__SUPPLIED MATERIAL__.
◇ ◇ ◇ ◇

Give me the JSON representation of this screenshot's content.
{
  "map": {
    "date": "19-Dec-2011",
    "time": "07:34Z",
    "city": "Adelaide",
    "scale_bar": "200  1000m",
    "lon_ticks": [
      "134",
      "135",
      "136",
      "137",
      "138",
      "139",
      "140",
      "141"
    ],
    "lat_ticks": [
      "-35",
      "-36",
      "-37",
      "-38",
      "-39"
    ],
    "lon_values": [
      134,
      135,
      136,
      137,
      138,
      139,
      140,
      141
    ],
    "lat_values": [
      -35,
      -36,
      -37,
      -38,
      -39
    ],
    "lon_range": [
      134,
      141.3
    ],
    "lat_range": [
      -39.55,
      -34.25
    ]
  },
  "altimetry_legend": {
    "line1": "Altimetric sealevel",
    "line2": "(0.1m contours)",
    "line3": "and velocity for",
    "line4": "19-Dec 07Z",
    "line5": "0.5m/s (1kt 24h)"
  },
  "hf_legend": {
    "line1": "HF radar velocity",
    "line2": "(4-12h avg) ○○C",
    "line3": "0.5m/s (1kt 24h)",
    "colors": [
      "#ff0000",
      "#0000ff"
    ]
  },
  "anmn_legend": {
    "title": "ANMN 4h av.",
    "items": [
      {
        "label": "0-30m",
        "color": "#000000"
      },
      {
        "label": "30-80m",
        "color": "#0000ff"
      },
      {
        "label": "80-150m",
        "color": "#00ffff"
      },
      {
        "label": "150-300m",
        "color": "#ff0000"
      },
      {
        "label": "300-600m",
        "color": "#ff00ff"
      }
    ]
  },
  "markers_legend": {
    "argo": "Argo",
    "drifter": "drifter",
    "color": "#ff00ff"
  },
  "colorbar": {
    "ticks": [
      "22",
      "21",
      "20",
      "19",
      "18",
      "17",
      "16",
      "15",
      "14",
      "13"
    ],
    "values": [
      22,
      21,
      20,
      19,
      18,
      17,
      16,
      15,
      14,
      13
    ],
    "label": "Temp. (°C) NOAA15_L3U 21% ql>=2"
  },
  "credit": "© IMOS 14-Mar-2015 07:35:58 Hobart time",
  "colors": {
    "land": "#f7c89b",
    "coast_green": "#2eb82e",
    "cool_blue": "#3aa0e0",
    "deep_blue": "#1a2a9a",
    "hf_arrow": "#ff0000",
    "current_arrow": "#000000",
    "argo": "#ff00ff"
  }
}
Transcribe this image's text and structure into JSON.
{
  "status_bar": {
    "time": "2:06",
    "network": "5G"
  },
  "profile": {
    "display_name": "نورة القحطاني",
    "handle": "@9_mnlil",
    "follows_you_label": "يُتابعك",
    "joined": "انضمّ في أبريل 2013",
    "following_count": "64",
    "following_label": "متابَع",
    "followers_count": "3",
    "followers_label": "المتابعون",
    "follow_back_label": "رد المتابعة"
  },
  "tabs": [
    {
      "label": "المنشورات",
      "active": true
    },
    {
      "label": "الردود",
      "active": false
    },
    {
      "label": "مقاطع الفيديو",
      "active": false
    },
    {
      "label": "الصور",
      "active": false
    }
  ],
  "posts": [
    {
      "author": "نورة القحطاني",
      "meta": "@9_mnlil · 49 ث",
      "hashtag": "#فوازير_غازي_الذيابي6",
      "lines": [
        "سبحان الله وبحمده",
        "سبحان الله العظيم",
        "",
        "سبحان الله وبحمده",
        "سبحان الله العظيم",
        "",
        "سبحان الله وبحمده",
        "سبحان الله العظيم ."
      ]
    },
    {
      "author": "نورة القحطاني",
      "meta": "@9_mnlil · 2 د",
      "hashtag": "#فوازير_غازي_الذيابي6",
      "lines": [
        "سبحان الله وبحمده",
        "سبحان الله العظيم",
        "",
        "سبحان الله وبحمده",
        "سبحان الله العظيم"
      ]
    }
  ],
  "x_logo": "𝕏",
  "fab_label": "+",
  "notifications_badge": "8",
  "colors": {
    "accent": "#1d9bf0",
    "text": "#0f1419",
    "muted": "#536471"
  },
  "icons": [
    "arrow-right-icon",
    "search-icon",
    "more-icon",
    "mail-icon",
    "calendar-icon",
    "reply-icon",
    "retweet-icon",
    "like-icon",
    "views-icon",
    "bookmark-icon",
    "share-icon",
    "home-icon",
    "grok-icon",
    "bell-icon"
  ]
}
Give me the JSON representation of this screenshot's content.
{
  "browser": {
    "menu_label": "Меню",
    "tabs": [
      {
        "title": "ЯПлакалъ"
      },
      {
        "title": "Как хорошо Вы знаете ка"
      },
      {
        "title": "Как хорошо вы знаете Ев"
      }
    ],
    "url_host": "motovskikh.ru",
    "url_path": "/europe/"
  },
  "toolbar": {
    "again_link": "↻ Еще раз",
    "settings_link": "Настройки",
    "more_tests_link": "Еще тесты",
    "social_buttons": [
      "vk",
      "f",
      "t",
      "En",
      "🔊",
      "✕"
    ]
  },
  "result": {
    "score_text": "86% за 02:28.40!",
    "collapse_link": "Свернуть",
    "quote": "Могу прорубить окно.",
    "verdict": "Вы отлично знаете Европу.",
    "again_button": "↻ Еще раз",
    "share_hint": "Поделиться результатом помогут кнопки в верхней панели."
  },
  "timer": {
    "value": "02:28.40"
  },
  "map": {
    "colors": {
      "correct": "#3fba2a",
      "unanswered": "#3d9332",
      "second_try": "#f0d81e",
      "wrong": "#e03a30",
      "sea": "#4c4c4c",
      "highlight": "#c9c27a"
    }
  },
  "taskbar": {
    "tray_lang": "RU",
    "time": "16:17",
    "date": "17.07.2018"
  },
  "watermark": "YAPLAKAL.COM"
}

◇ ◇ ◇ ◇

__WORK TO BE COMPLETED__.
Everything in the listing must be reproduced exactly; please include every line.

__EXERCISE RESPONSE__.
Give me the JSON representation of this screenshot's content.
{
  "map": {
    "date": "19-Dec-2011",
    "time": "07:34Z",
    "city": "Adelaide",
    "scale_bar": "200  1000m",
    "lon_ticks": [
      "134",
      "135",
      "136",
      "137",
      "138",
      "139",
      "140",
      "141"
    ],
    "lat_ticks": [
      "-35",
      "-36",
      "-37",
      "-38",
      "-39"
    ],
    "lon_values": [
      134,
      135,
      136,
      137,
      138,
      139,
      140,
      141
    ],
    "lat_values": [
      -35,
      -36,
      -37,
      -38,
      -39
    ],
    "lon_range": [
      134,
      141.3
    ],
    "lat_range": [
      -39.55,
      -34.25
    ]
  },
  "altimetry_legend": {
    "line1": "Altimetric sealevel",
    "line2": "(0.1m contours)",
    "line3": "and velocity for",
    "line4": "19-Dec 07Z",
    "line5": "0.5m/s (1kt 24h)"
  },
  "hf_legend": {
    "line1": "HF radar velocity",
    "line2": "(4-12h avg) ○○C",
    "line3": "0.5m/s (1kt 24h)",
    "colors": [
      "#ff0000",
      "#0000ff"
    ]
  },
  "anmn_legend": {
    "title": "ANMN 4h av.",
    "items": [
      {
        "label": "0-30m",
        "color": "#000000"
      },
      {
        "label": "30-80m",
        "color": "#0000ff"
      },
      {
        "label": "80-150m",
        "color": "#00ffff"
      },
      {
        "label": "150-300m",
        "color": "#ff0000"
      },
      {
        "label": "300-600m",
        "color": "#ff00ff"
      }
    ]
  },
  "markers_legend": {
    "argo": "Argo",
    "drifter": "drifter",
    "color": "#ff00ff"
  },
  "colorbar": {
    "ticks": [
      "22",
      "21",
      "20",
      "19",
      "18",
      "17",
      "16",
      "15",
      "14",
      "13"
    ],
    "values": [
      22,
      21,
      20,
      19,
      18,
      17,
      16,
      15,
      14,
      13
    ],
    "label": "Temp. (°C) NOAA15_L3U 21% ql>=2"
  },
  "credit": "© IMOS 14-Mar-2015 07:35:58 Hobart time",
  "colors": {
    "land": "#f7c89b",
    "coast_green": "#2eb82e",
    "cool_blue": "#3aa0e0",
    "deep_blue": "#1a2a9a",
    "hf_arrow": "#ff0000",
    "current_arrow": "#000000",
    "argo": "#ff00ff"
  }
}
Transcribe this image's text and structure into JSON.
{
  "status_bar": {
    "time": "2:06",
    "network": "5G"
  },
  "profile": {
    "display_name": "نورة القحطاني",
    "handle": "@9_mnlil",
    "follows_you_label": "يُتابعك",
    "joined": "انضمّ في أبريل 2013",
    "following_count": "64",
    "following_label": "متابَع",
    "followers_count": "3",
    "followers_label": "المتابعون",
    "follow_back_label": "رد المتابعة"
  },
  "tabs": [
    {
      "label": "المنشورات",
      "active": true
    },
    {
      "label": "الردود",
      "active": false
    },
    {
      "label": "مقاطع الفيديو",
      "active": false
    },
    {
      "label": "الصور",
      "active": false
    }
  ],
  "posts": [
    {
      "author": "نورة القحطاني",
      "meta": "@9_mnlil · 49 ث",
      "hashtag": "#فوازير_غازي_الذيابي6",
      "lines": [
        "سبحان الله وبحمده",
        "سبحان الله العظيم",
        "",
        "سبحان الله وبحمده",
        "سبحان الله العظيم",
        "",
        "سبحان الله وبحمده",
        "سبحان الله العظيم ."
      ]
    },
    {
      "author": "نورة القحطاني",
      "meta": "@9_mnlil · 2 د",
      "hashtag": "#فوازير_غازي_الذيابي6",
      "lines": [
        "سبحان الله وبحمده",
        "سبحان الله العظيم",
        "",
        "سبحان الله وبحمده",
        "سبحان الله العظيم"
      ]
    }
  ],
  "x_logo": "𝕏",
  "fab_label": "+",
  "notifications_badge": "8",
  "colors": {
    "accent": "#1d9bf0",
    "text": "#0f1419",
    "muted": "#536471"
  },
  "icons": [
    "arrow-right-icon",
    "search-icon",
    "more-icon",
    "mail-icon",
    "calendar-icon",
    "reply-icon",
    "retweet-icon",
    "like-icon",
    "views-icon",
    "bookmark-icon",
    "share-icon",
    "home-icon",
    "grok-icon",
    "bell-icon"
  ]
}
Give me the JSON representation of this screenshot's content.
{
  "browser": {
    "menu_label": "Меню",
    "tabs": [
      {
        "title": "ЯПлакалъ"
      },
      {
        "title": "Как хорошо Вы знаете ка"
      },
      {
        "title": "Как хорошо вы знаете Ев"
      }
    ],
    "url_host": "motovskikh.ru",
    "url_path": "/europe/"
  },
  "toolbar": {
    "again_link": "↻ Еще раз",
    "settings_link": "Настройки",
    "more_tests_link": "Еще тесты",
    "social_buttons": [
      "vk",
      "f",
      "t",
      "En",
      "🔊",
      "✕"
    ]
  },
  "result": {
    "score_text": "86% за 02:28.40!",
    "collapse_link": "Свернуть",
    "quote": "Могу прорубить окно.",
    "verdict": "Вы отлично знаете Европу.",
    "again_button": "↻ Еще раз",
    "share_hint": "Поделиться результатом помогут кнопки в верхней панели."
  },
  "timer": {
    "value": "02:28.40"
  },
  "map": {
    "colors": {
      "correct": "#3fba2a",
      "unanswered": "#3d9332",
      "second_try": "#f0d81e",
      "wrong": "#e03a30",
      "sea": "#4c4c4c",
      "highlight": "#c9c27a"
    }
  },
  "taskbar": {
    "tray_lang": "RU",
    "time": "16:17",
    "date": "17.07.2018"
  },
  "watermark": "YAPLAKAL.COM"
}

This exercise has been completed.